  21. ^ "Bill proposes highway study: New Sussex roadway eyed". Delaware State News. June 2, 2004.
  22. ^ "Coastal Corridors Study". Delaware Department of Transportation. Retrieved February 17, 2021.
  23. ^ MacArthur, Ron (March 16, 2021). "DelDOT begins Coastal Corridors Study". Cape Gazette. Retrieved March 16, 2021.
  24. ^ "Plantation Road Workshop Display" (PDF). Delaware Department of Transportation. February 15, 2018. Retrieved February 24, 2018.
  25. ^ a b "Projects - US 13/DE 404 Intersection Realignment and Bridgeville Service Roads". Delaware Department of Transportation. Archived from the original on August 25, 2010. Retrieved February 24, 2018.
  26. ^ a b "Event Celebrates Completion of US Route 13/Route 404 Project" (Press release). Delaware Department of Transportation. May 21, 2009. Retrieved February 24, 2018.
  27. ^ Johnson, Kyle (January 13, 2021). "DelDOT Announces Construction on New Roundabout in Georgetown". Salisbury, MD: WBOC-TV. Retrieved January 14, 2021.

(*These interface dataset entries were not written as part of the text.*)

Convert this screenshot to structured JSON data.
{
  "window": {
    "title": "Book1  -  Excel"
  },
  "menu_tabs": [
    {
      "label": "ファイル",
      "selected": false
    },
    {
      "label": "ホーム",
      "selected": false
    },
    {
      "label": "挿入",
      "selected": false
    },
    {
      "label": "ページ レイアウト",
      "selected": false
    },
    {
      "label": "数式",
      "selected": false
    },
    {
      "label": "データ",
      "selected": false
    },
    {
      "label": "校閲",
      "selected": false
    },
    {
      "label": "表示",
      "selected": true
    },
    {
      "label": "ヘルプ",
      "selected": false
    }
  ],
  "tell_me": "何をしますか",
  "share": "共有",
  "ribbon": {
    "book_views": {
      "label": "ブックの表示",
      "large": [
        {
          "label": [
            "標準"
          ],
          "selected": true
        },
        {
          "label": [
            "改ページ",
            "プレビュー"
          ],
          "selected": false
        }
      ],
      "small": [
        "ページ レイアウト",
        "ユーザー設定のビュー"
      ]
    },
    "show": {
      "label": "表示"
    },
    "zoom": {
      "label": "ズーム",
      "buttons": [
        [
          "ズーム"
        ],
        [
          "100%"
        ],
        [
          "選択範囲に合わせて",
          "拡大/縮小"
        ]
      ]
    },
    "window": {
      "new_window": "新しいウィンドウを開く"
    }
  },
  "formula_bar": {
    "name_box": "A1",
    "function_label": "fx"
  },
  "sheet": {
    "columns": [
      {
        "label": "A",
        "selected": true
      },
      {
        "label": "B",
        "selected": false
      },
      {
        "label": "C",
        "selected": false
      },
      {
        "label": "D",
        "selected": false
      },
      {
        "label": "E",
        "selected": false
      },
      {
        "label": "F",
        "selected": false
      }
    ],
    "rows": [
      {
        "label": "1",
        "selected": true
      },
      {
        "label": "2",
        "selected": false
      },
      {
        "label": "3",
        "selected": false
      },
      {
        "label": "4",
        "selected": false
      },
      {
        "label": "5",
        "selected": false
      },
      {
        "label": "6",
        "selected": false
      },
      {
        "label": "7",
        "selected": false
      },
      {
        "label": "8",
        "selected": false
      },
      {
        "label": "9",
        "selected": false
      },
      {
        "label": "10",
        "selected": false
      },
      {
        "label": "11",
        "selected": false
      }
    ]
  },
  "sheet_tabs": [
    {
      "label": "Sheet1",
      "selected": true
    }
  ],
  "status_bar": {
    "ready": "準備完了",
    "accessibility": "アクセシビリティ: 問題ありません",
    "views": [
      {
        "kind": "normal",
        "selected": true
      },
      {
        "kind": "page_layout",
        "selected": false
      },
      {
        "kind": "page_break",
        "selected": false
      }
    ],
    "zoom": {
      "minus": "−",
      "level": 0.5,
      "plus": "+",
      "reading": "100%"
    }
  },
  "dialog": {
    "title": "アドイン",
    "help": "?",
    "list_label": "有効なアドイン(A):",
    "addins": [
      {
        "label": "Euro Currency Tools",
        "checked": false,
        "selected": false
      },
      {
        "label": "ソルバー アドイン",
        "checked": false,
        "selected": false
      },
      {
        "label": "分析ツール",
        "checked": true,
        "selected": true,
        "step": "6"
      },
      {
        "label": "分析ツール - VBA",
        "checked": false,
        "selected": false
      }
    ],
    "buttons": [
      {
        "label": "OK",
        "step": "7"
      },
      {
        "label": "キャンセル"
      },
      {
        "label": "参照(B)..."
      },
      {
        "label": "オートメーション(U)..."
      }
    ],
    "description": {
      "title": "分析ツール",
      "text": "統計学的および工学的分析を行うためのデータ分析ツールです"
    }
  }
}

  28. ^ MacArthur, Ron (January 22, 2021). "Roundabout planned as part of Georgetown East Gateway". Cape Gazette. Retrieved January 25, 2021.
  29. ^ "Plantation Road Workshop Display" (PDF). Delaware Department of Transportation. February 15, 2018. Retrieved February 24, 2018.
  30. ^ "Project: Plantation Road Improvements, Robinsonville Road to US 9 (Phase 1)". Delaware Department of Transportation. Retrieved March 30, 2023.
  31. ^ Curtis, Sean (May 16, 2024). "Five Points Roundabout Fully Opens". Salisbury, MD: WBOC-TV. Retrieved May 16, 2024.
  32. ^ "US 113 @ SR 18/SR 404 (Georgetown) Grade Separated Intersection". Delaware Department of Transportation. Retrieved January 3, 2020.
  33. ^ Google (November 16, 2011). "overview of Delaware Route 404 Business" (Map). Google Maps. Google. Retrieved November 16, 2011.
  34. ^ a b Google (August 6, 2013). "overview of Delaware Route 404 Truck" (Map). Google Maps. Google. Retrieved August 6, 2013.
  35. ^ Delaware Department of Transportation (1997). Official Transportation Map (PDF) (Map). Dover: Delaware Department of Transportation. Retrieved November 24, 2015.
  36. ^ Google (November 16, 2011). "overview of Delaware Route 404 Alternate" (Map). Google Maps. Google. Retrieved November 16, 2011.

External links